Jeepers, that old skating rink burned down, huh? You mean the one with all those pretty girls who never paid any attention to me because I couldn’t skate, and the only time they actually paid attention to me was when they were all laughing at me because I would always go out there, fall and hurt myself, and later come back in a cast, and then break some more bones to the point where I now have to spend the rest of my life in this wheel chair? That skating rink? Oh my goodness! I wonder how it burned down. They say that it seemed to have been done deliberately. Or was it an act of God?
Thinking of this place really brings back a lot of memories for me, and none of them happy ones. I think the word “frustrating” fits it better. That’s right. Frustrating. For me, going to this skating rink as a kid was like going to church. My parents would drag me down there every day, and I would fall and injure myself, and everyone would laugh at me. My mom wanted me to be the next Brian Boytonno. My dad, on the other hand, wasn’t necessarily hoping to turn me into Brian Boytonno, unlike my mother. He thought that going to this skating rink would make me tough. That it would build character and turn me into a man. But that just didn’t seem to add up, because when I think of guys skating, “tough” just isn’t the first word that comes to mind. In fact, when I think of Brian Boytonno, the name “Boytonno” doesn’t seem to fit. He needs to get rid of that “boy” part of his name and put “girl” there. In fact, looking back on it now, I think that just maybe, my mom might have wanted me to be gay. For after she would send me out onto the cold, hard ice to injure myself and later have to be taken to the hospital, the pretty girls there would laugh at and mock me, and I took it as a sign that my mom thought that if the girls were mean enough to me, then maybe I would end up like Brian Boytonno by ending up on a cooking show, making “yummy” tasting things that are “scrumptious” and “lovely” and “decedent” and “sinful” and, oh what else, “naughty.”
Yep, that was how I spent my youth there. It wasn’t as bad in the summer time, even though I probably got the same amount of injuries and humiliation, because I was at least able to escape the heat.

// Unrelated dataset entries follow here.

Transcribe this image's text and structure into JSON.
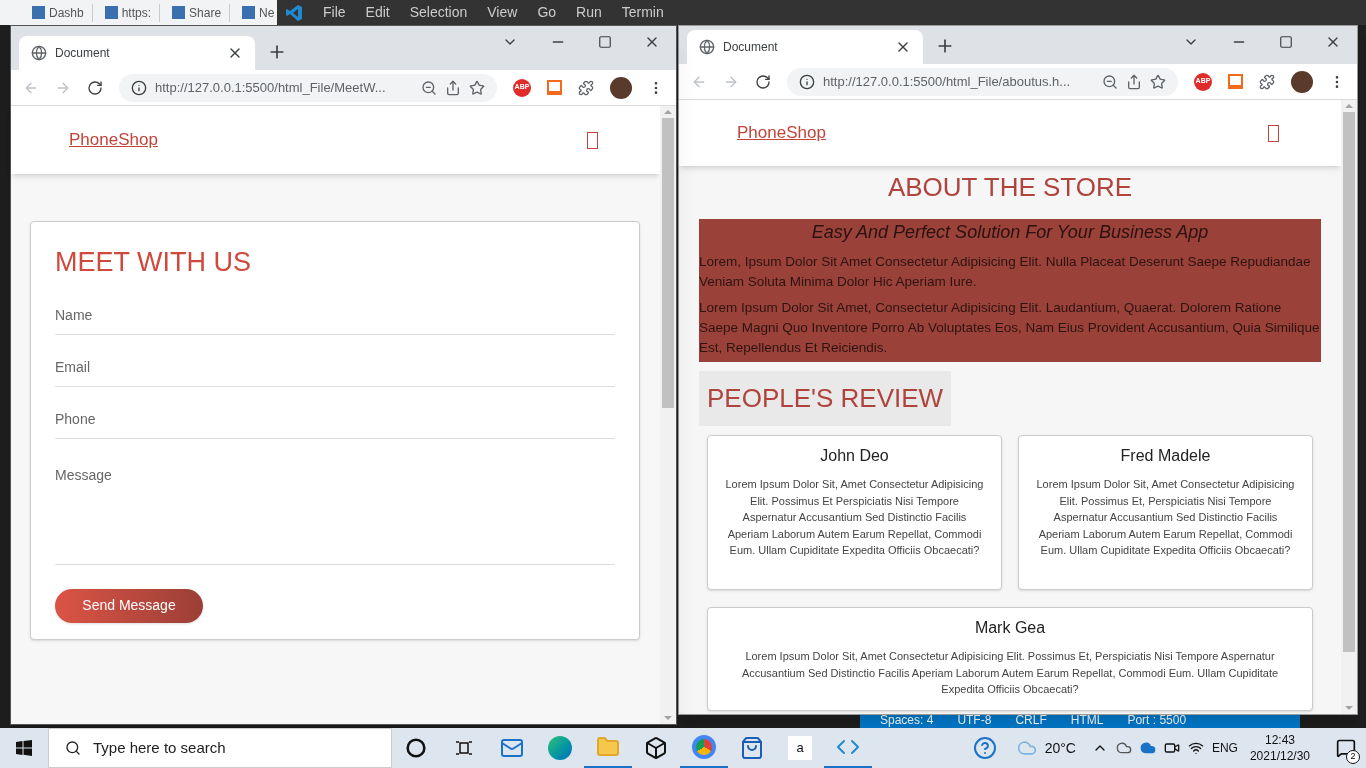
{
  "background": {
    "bookmarks": [
      "Dashb",
      "https:",
      "Share",
      "Ne"
    ],
    "vscode_menu": [
      "File",
      "Edit",
      "Selection",
      "View",
      "Go",
      "Run",
      "Termin"
    ],
    "vscode_status": [
      "Spaces: 4",
      "UTF-8",
      "CRLF",
      "HTML",
      "Port : 5500"
    ]
  },
  "left_window": {
    "tab": {
      "title": "Document"
    },
    "url": "http://127.0.0.1:5500/html_File/MeetW...",
    "adblock": "ABP",
    "page": {
      "brand": "PhoneShop",
      "form": {
        "title": "MEET WITH US",
        "fields": [
          {
            "kind": "input",
            "placeholder": "Name"
          },
          {
            "kind": "input",
            "placeholder": "Email"
          },
          {
            "kind": "input",
            "placeholder": "Phone"
          },
          {
            "kind": "textarea",
            "placeholder": "Message"
          }
        ],
        "button": "Send Message"
      }
    }
  },
  "right_window": {
    "tab": {
      "title": "Document"
    },
    "url": "http://127.0.0.1:5500/html_File/aboutus.h...",
    "adblock": "ABP",
    "page": {
      "brand": "PhoneShop",
      "title": "ABOUT THE STORE",
      "about": {
        "tagline": "Easy And Perfect Solution For Your Business App",
        "paragraphs": [
          "Lorem, Ipsum Dolor Sit Amet Consectetur Adipisicing Elit. Nulla Placeat Deserunt Saepe Repudiandae Veniam Soluta Minima Dolor Hic Aperiam Iure.",
          "Lorem Ipsum Dolor Sit Amet, Consectetur Adipisicing Elit. Laudantium, Quaerat. Dolorem Ratione Saepe Magni Quo Inventore Porro Ab Voluptates Eos, Nam Eius Provident Accusantium, Quia Similique Est, Repellendus Et Reiciendis."
        ]
      },
      "reviews_title": "PEOPLE'S REVIEW",
      "reviews": [
        {
          "name": "John Deo",
          "text": "Lorem Ipsum Dolor Sit, Amet Consectetur Adipisicing Elit. Possimus Et Perspiciatis Nisi Tempore Aspernatur Accusantium Sed Distinctio Facilis Aperiam Laborum Autem Earum Repellat, Commodi Eum. Ullam Cupiditate Expedita Officiis Obcaecati?"
        },
        {
          "name": "Fred Madele",
          "text": "Lorem Ipsum Dolor Sit, Amet Consectetur Adipisicing Elit. Possimus Et, Perspiciatis Nisi Tempore Aspernatur Accusantium Sed Distinctio Facilis Aperiam Laborum Autem Earum Repellat, Commodi Eum. Ullam Cupiditate Expedita Officiis Obcaecati?"
        },
        {
          "name": "Mark Gea",
          "text": "Lorem Ipsum Dolor Sit, Amet Consectetur Adipisicing Elit. Possimus Et, Perspiciatis Nisi Tempore Aspernatur Accusantium Sed Distinctio Facilis Aperiam Laborum Autem Earum Repellat, Commodi Eum. Ullam Cupiditate Expedita Officiis Obcaecati?"
        }
      ]
    }
  },
  "taskbar": {
    "search": {
      "placeholder": "Type here to search"
    },
    "store_label": "a",
    "temperature": "20°C",
    "language": "ENG",
    "time": "12:43",
    "date": "2021/12/30",
    "notifications": "2"
  }
}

But why did they have to take me there in the wintertime, when there is already snow outside? Couldn’t they at least give me some new scenery? Besides, in the wintertime, there aren’t any pretty girls there. Sure, they were cruel. Sure, they always did their best to humiliate me, but hey, they were good looking. There was just a big group of mean guys who would stuff me into trash cans on my way home. And they were much better at skating than I was. And to make matters worse, they didn’t even look like Brian Boytonno. They looked more like Marlin Brando. And they had motorcycles. And the girls who laughed at me were usually riding those motorcycles on the back. And they never crashed those motorcycles, because unlike me, they were coordinated. And they could stand on the ice, and not fall down and break their bones. They could stand still on the ice and not move a mussel. And they could look cool. They were as cool and cooler than Marlin Brando. My dad would say, “You’re a screw up! Why can’t you be as cool as THOSE guys on ice? These skating lessons aren’t cheap, you know!” And my mom thought they were hot on ice.

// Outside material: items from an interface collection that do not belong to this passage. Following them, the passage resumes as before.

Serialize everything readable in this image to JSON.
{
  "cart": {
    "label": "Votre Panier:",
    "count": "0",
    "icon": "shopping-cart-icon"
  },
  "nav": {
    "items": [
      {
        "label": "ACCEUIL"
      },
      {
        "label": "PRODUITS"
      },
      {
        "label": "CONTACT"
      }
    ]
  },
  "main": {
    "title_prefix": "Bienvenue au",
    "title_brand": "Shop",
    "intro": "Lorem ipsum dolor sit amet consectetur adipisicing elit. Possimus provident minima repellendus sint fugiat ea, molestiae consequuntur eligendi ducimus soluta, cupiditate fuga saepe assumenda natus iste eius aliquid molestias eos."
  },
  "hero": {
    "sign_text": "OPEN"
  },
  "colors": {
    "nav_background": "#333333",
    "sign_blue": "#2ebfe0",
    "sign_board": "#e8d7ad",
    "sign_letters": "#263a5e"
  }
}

So again, I wonder how that place burned down. I just wonder how the heck that place burned down. On an unrelated note, I wonder if all wheel chairs have the same tire track markings. I sure hope so.